*** Opening of Dataset content ***

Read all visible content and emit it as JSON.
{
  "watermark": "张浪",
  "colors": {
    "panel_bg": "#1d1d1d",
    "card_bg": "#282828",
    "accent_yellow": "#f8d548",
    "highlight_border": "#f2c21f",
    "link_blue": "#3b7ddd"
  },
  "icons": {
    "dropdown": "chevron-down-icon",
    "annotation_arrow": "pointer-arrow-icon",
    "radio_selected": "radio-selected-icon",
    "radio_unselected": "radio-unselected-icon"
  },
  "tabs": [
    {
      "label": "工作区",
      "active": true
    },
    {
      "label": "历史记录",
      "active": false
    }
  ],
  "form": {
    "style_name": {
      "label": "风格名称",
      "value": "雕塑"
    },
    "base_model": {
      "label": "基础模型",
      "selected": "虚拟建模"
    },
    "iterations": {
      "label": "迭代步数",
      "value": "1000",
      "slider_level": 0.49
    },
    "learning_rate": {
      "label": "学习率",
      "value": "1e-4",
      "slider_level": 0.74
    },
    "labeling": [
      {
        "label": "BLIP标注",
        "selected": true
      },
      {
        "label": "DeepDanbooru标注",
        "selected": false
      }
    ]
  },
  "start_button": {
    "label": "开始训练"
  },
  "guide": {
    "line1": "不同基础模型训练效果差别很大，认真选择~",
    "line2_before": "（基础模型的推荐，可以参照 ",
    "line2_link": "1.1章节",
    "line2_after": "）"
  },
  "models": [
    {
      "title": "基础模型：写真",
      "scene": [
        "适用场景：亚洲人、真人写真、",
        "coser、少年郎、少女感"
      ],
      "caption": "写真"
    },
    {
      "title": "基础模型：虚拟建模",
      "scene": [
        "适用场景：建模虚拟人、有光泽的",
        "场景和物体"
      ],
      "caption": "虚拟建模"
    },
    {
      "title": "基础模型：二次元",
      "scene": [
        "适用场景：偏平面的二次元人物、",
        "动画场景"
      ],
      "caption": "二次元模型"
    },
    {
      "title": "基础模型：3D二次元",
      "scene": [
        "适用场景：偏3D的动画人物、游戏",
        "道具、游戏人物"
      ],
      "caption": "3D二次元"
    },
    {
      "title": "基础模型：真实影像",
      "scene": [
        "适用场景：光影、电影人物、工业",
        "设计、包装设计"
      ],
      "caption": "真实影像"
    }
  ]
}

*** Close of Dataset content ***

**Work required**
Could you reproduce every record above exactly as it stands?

**Solution**
Read all visible content and emit it as JSON.
{
  "watermark": "张浪",
  "colors": {
    "panel_bg": "#1d1d1d",
    "card_bg": "#282828",
    "accent_yellow": "#f8d548",
    "highlight_border": "#f2c21f",
    "link_blue": "#3b7ddd"
  },
  "icons": {
    "dropdown": "chevron-down-icon",
    "annotation_arrow": "pointer-arrow-icon",
    "radio_selected": "radio-selected-icon",
    "radio_unselected": "radio-unselected-icon"
  },
  "tabs": [
    {
      "label": "工作区",
      "active": true
    },
    {
      "label": "历史记录",
      "active": false
    }
  ],
  "form": {
    "style_name": {
      "label": "风格名称",
      "value": "雕塑"
    },
    "base_model": {
      "label": "基础模型",
      "selected": "虚拟建模"
    },
    "iterations": {
      "label": "迭代步数",
      "value": "1000",
      "slider_level": 0.49
    },
    "learning_rate": {
      "label": "学习率",
      "value": "1e-4",
      "slider_level": 0.74
    },
    "labeling": [
      {
        "label": "BLIP标注",
        "selected": true
      },
      {
        "label": "DeepDanbooru标注",
        "selected": false
      }
    ]
  },
  "start_button": {
    "label": "开始训练"
  },
  "guide": {
    "line1": "不同基础模型训练效果差别很大，认真选择~",
    "line2_before": "（基础模型的推荐，可以参照 ",
    "line2_link": "1.1章节",
    "line2_after": "）"
  },
  "models": [
    {
      "title": "基础模型：写真",
      "scene": [
        "适用场景：亚洲人、真人写真、",
        "coser、少年郎、少女感"
      ],
      "caption": "写真"
    },
    {
      "title": "基础模型：虚拟建模",
      "scene": [
        "适用场景：建模虚拟人、有光泽的",
        "场景和物体"
      ],
      "caption": "虚拟建模"
    },
    {
      "title": "基础模型：二次元",
      "scene": [
        "适用场景：偏平面的二次元人物、",
        "动画场景"
      ],
      "caption": "二次元模型"
    },
    {
      "title": "基础模型：3D二次元",
      "scene": [
        "适用场景：偏3D的动画人物、游戏",
        "道具、游戏人物"
      ],
      "caption": "3D二次元"
    },
    {
      "title": "基础模型：真实影像",
      "scene": [
        "适用场景：光影、电影人物、工业",
        "设计、包装设计"
      ],
      "caption": "真实影像"
    }
  ]
}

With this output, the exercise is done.